Speaker Sponsor Spotlight (v3)
Prepping for RTC is no modest task. In my experience, it takes ~ 40 hours to create both handout and presentation for a one hour session. On top of that, you need to practice your presentation multiple times for consistency and flow. Present your session well, and you’ll be roundly praised! Do it poorly and you’ll have face-planted in front of hundreds of industry peers.
Consider that these forty-plus hours has to come from outside work hours. Late nights, weekends and more. Who has time for this? Read on!
Regional BIM Lead for Stantec Architecture
I’m speaking about advanced scheduling and virtual reality workflows that require little software. I’m motivated to speak at RTC because it encourages me to continue pushing on new innovative ways of working. The most challenging particularity with BIM is getting people to use the quintessential tools of BIM because it’s specifically not drafting a lot of the time.
I find the knowledge BIM imparts on those savvy with the process is incredible because it’s about how buildings and software come together. I look forward to the mind blowing experience of everyone else’s presentations – always an exciting part of my calendar!
Architect for HH Architecture
It’s one thing to understand the inner workings of a piece of software as complex as Revit with a workflow that can be equally as challenging to manage on a day-to-day basis. However, developing methods to effectively document and distribute that knowledge with others can sometimes be an equally daunting task. Having discussed this very topic with fellow colleagues at RTC in previous years, it seemed like an appropriate idea for a session at this year’s event.

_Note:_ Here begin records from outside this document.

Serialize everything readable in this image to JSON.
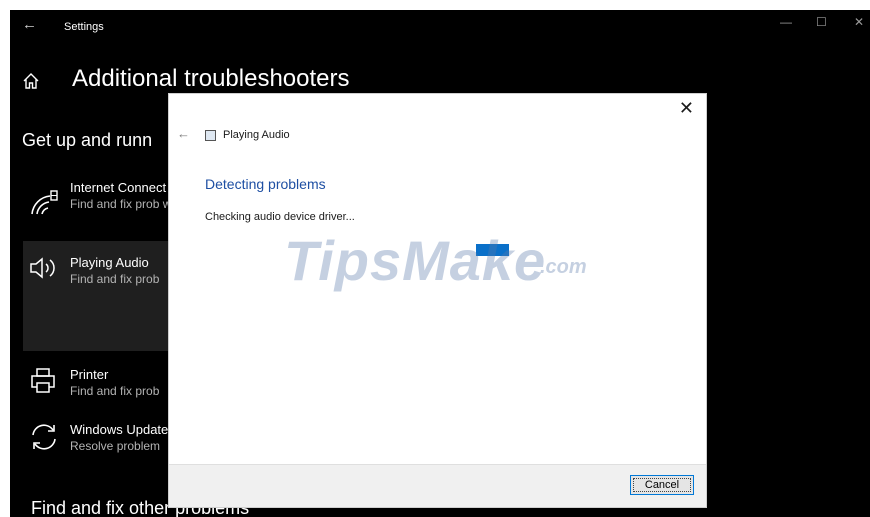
{
  "window": {
    "title": "Settings",
    "back_glyph": "←",
    "minimize_glyph": "—",
    "maximize_glyph": "☐",
    "close_glyph": "✕"
  },
  "page": {
    "title": "Additional troubleshooters",
    "section_top": "Get up and runn",
    "section_bottom": "Find and fix other problems"
  },
  "troubleshooters": [
    {
      "icon": "wifi-icon",
      "title": "Internet Connect",
      "desc": "Find and fix prob websites."
    },
    {
      "icon": "speaker-icon",
      "title": "Playing Audio",
      "desc": "Find and fix prob",
      "selected": true
    },
    {
      "icon": "printer-icon",
      "title": "Printer",
      "desc": "Find and fix prob"
    },
    {
      "icon": "sync-icon",
      "title": "Windows Update",
      "desc": "Resolve problem"
    }
  ],
  "dialog": {
    "close_glyph": "✕",
    "back_glyph": "←",
    "app_title": "Playing Audio",
    "heading": "Detecting problems",
    "status": "Checking audio device driver...",
    "cancel_label": "Cancel",
    "progress_indeterminate": true
  },
  "watermark": {
    "text": "TipsMake",
    "suffix": ".com"
  },
  "colors": {
    "settings_bg": "#000000",
    "accent": "#0078d7",
    "heading_blue": "#1e4fa3",
    "progress": "#0a70c9"
  }
}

The topic may not be as glamorous as other sessions at the conference, but it’s been my experience that having good training materials in an office gives a Revit Manager/BIM Manager/Office Guru time to explore the more advanced features in Revit that are presented in those other sessions. We’ll be looking at the obvious, such as good starting points for support documentation, as well as the less obvious, such as training materials for non-Revit users. I have developed support documentation in both a large and a small office, so I hope to be able to share my experiences from both ends of the spectrum to the wide audience at RTC.
After missing RTC last year (even though it was practically in my backyard at the time!), I’m looking forward to catching up with familiar faces. I always find that the most useful tidbit I learn from the conference comes from a conversation that I just have in passing with someone during lunch or an evening social event. At RTC, it’s always nice to know that you’re surrounded by people who have the same passion for Revit and BIM as you do.
Norbert A. Howell
Manager, 3D+ Information Modeling Group for Gannett Fleming, Inc.
I’m pleased to be presenting how to create a usable Revit Graphic Column Schedule. Two of our structural engineers challenged me after I told them don’t ever say Revit “can’t” do something, tell me what you want to accomplish with Revit and we’ll find a way to do it. After showing our engineers Revit “can do it” I thought there have to be more engineers that have this same need. So why not submit a class to RTC! I am honored to be accepted as a first time speaker at RTC and share my experience.
Having been in the AEC industry for over 30 years and seeing BIM grow up has been truly rewarding. In my various roles throughout my career I’ve had the pleasure (and sometimes challenge) of teaching engineers, architects, and technical staff how to use CAD and BIM software. To see the software develop and mature has always amazed me, but to have people I have taught and mentored embrace BIM and Revit and to really use it and push it warms my heart, one of the true joys of being a “teacher”.
On the flip side, my biggest frustration with BIM is seeing and hearing people say they use BIM but all they are doing is making nice 3D models and pretty pictures. They forget what the “I” stand for. I believe we all face the challenge of the BIM paradigm shift, it requires us to look at things differently and we have to accept the fact that BIM/Revit does not work like AutoCAD.
I’m attending RTC for the first time and solely focused on Revit, which is really exciting! I’m not only looking forward to meeting people that share this common interest in BIM but learning from them too!